■ TRY IT ■
Working from the records below, repeat exactly the lines starting at the line that contains "What's the underlying" and ending at the line that contains "Enumerate this screenshot's", inclusive.

■ RECORDS ■
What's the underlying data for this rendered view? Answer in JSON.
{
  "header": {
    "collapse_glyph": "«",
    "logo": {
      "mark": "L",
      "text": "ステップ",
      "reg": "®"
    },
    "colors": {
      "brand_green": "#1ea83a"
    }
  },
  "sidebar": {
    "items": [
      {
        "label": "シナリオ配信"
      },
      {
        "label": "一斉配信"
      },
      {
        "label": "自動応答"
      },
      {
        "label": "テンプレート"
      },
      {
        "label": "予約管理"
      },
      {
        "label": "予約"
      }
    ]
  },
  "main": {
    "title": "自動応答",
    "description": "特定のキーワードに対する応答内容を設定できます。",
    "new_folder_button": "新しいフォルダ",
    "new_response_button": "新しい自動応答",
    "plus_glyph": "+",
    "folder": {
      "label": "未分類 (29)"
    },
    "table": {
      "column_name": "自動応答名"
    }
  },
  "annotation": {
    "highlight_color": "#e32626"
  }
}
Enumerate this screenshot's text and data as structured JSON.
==
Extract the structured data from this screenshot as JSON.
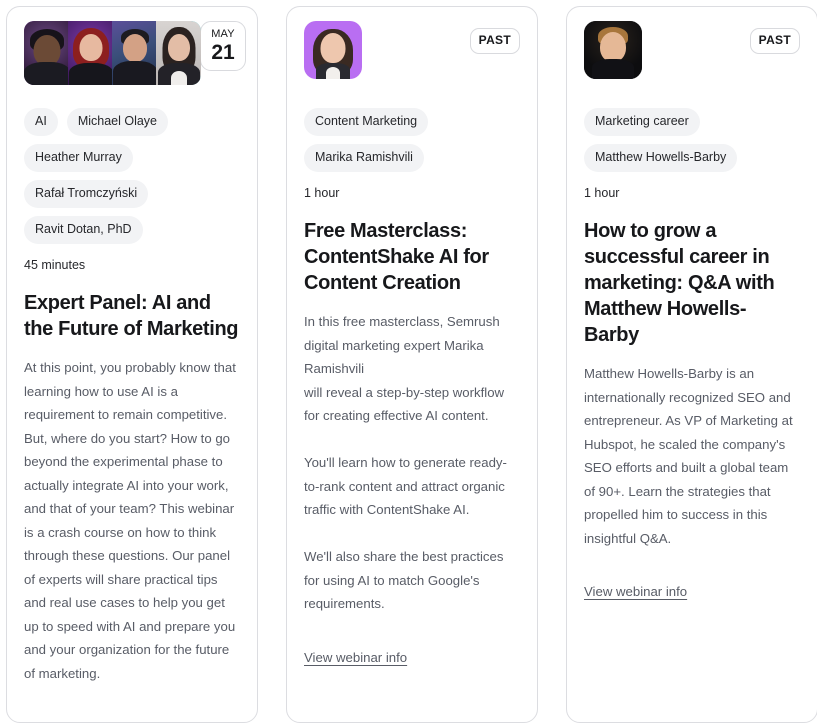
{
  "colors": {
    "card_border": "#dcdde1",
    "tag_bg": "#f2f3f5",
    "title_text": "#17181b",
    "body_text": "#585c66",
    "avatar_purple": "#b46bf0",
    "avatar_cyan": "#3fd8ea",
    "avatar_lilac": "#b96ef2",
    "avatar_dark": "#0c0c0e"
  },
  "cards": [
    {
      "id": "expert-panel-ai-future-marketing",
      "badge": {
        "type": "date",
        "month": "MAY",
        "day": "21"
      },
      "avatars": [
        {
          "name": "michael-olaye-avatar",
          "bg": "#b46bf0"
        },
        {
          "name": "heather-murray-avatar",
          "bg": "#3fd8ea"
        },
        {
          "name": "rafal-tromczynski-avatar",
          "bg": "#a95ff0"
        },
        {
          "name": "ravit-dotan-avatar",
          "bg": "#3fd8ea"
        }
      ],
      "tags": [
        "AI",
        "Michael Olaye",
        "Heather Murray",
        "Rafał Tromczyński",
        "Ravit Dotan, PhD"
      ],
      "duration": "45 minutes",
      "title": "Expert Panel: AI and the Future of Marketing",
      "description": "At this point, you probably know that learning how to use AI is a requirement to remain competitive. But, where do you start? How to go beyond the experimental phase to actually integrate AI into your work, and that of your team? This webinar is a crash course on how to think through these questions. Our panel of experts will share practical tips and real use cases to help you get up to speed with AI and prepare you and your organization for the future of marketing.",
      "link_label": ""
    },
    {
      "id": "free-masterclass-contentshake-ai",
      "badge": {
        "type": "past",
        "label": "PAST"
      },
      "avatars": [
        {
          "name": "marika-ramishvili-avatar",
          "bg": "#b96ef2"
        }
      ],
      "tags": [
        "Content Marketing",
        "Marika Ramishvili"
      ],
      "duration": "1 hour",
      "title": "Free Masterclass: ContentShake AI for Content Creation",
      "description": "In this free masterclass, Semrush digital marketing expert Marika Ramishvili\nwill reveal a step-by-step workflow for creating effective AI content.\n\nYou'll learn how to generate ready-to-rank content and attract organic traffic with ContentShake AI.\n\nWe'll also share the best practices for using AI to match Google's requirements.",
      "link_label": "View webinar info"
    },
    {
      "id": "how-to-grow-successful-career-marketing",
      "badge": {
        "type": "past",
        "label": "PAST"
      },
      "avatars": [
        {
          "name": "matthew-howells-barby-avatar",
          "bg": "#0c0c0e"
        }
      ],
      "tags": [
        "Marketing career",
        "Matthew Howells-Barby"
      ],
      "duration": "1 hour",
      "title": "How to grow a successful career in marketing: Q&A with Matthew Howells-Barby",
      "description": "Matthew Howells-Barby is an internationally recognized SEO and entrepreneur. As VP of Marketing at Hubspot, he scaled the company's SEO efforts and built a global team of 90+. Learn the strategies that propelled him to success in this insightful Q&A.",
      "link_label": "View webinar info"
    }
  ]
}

■ ANSWER BOX ■
What's the underlying data for this rendered view? Answer in JSON.
{
  "header": {
    "collapse_glyph": "«",
    "logo": {
      "mark": "L",
      "text": "ステップ",
      "reg": "®"
    },
    "colors": {
      "brand_green": "#1ea83a"
    }
  },
  "sidebar": {
    "items": [
      {
        "label": "シナリオ配信"
      },
      {
        "label": "一斉配信"
      },
      {
        "label": "自動応答"
      },
      {
        "label": "テンプレート"
      },
      {
        "label": "予約管理"
      },
      {
        "label": "予約"
      }
    ]
  },
  "main": {
    "title": "自動応答",
    "description": "特定のキーワードに対する応答内容を設定できます。",
    "new_folder_button": "新しいフォルダ",
    "new_response_button": "新しい自動応答",
    "plus_glyph": "+",
    "folder": {
      "label": "未分類 (29)"
    },
    "table": {
      "column_name": "自動応答名"
    }
  },
  "annotation": {
    "highlight_color": "#e32626"
  }
}
Enumerate this screenshot's text and data as structured JSON.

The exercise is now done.